The upper division of the shield bears a steamboat, indicating that the town received a new lease of life by the introduction of steamers on the Clyde. The shield is surrounded by Scotch thistles, and the recently added motto, “Forward,” shows that continuous prosperity is looked for.
TOBERMORY, in the island of Mull, was founded in 1788 by “The British Society for extending the Fisheries and improving the Sea coasts of the Kingdom.” In 1875 it adopted the Lindsay Act, and under the Burgh Police Act of 1892 designed a Common Seal as follows:—
On a background of thistles a shield divided into four. The first quarter bears a representation of the Virgin and Child, the Virgin being the patron saint of the Burgh, hence the origin of the name from the Gaelic Tobar Moire, the Well of the Virgin Mary.
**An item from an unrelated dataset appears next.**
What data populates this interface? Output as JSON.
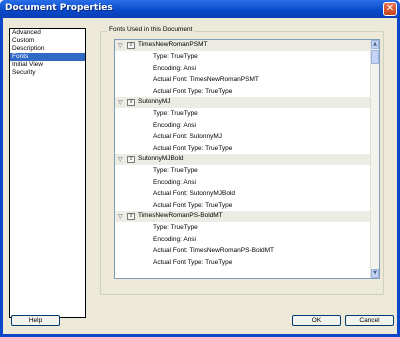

This was originally a fountain which, in the days of popery, was dedicated to the Virgin. In the second quarter is a dolphin spouting water; in the third, an ancient galley with flags on the mast and at the stern; and in the fourth, a fish, probably a herring. These three latter devices are emblematic of the scheme for the foundation of the town, and its subsequent development as a fishing centre.
Regarding the dolphin, we are told by Nisbet: “The dolphin is taken for the King of Fishes . . . for his strength and swiftness in the pursuit of other fishes his prey, and is said to be an admirer of men, so as to be humane, and a lover of music, for which he is often used in arms and devices. Ulysses is said by Aldrovandus to have carried the dolphin on his shield. . . . Hopingius says, that Ulysses carried the dolphin on his shield and signet-ring, upon the account of that creature’s humanity for saving his son Telemachus when he fell into the sea.”
The motto “Ceartas” is a Gaelic word, meaning justice or equity.
— Porteous, Alexander, The Town Council Seals of Scotland; Historical, Legendary and Heraldic, Edinburgh: W. & A. K. Johnson, 1906.